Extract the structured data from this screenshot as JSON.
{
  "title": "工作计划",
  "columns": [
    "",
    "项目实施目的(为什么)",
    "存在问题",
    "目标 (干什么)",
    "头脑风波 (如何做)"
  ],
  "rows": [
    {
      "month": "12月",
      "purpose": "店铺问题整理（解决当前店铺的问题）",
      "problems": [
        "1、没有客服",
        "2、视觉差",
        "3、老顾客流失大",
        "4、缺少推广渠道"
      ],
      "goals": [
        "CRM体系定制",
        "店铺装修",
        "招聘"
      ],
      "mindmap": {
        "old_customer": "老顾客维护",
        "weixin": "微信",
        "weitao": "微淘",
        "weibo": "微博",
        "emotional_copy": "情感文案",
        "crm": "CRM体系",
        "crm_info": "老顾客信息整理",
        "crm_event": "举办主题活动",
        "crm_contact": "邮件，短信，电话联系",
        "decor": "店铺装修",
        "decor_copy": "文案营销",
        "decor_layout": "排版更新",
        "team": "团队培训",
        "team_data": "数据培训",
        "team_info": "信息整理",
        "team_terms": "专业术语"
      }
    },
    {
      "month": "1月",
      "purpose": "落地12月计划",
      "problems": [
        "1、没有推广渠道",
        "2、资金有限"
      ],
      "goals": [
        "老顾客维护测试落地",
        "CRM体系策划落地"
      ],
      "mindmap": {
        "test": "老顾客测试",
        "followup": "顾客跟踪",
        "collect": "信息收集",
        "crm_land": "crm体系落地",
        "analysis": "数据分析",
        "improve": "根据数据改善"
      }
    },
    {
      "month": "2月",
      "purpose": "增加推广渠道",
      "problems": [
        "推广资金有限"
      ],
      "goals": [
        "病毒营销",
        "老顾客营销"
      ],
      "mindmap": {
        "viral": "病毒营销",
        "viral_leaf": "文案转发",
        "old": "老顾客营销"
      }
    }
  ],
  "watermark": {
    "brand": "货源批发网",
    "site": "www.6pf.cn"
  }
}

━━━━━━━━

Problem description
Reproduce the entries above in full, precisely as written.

Result of this task
Extract the structured data from this screenshot as JSON.
{
  "title": "工作计划",
  "columns": [
    "",
    "项目实施目的(为什么)",
    "存在问题",
    "目标 (干什么)",
    "头脑风波 (如何做)"
  ],
  "rows": [
    {
      "month": "12月",
      "purpose": "店铺问题整理（解决当前店铺的问题）",
      "problems": [
        "1、没有客服",
        "2、视觉差",
        "3、老顾客流失大",
        "4、缺少推广渠道"
      ],
      "goals": [
        "CRM体系定制",
        "店铺装修",
        "招聘"
      ],
      "mindmap": {
        "old_customer": "老顾客维护",
        "weixin": "微信",
        "weitao": "微淘",
        "weibo": "微博",
        "emotional_copy": "情感文案",
        "crm": "CRM体系",
        "crm_info": "老顾客信息整理",
        "crm_event": "举办主题活动",
        "crm_contact": "邮件，短信，电话联系",
        "decor": "店铺装修",
        "decor_copy": "文案营销",
        "decor_layout": "排版更新",
        "team": "团队培训",
        "team_data": "数据培训",
        "team_info": "信息整理",
        "team_terms": "专业术语"
      }
    },
    {
      "month": "1月",
      "purpose": "落地12月计划",
      "problems": [
        "1、没有推广渠道",
        "2、资金有限"
      ],
      "goals": [
        "老顾客维护测试落地",
        "CRM体系策划落地"
      ],
      "mindmap": {
        "test": "老顾客测试",
        "followup": "顾客跟踪",
        "collect": "信息收集",
        "crm_land": "crm体系落地",
        "analysis": "数据分析",
        "improve": "根据数据改善"
      }
    },
    {
      "month": "2月",
      "purpose": "增加推广渠道",
      "problems": [
        "推广资金有限"
      ],
      "goals": [
        "病毒营销",
        "老顾客营销"
      ],
      "mindmap": {
        "viral": "病毒营销",
        "viral_leaf": "文案转发",
        "old": "老顾客营销"
      }
    }
  ],
  "watermark": {
    "brand": "货源批发网",
    "site": "www.6pf.cn"
  }
}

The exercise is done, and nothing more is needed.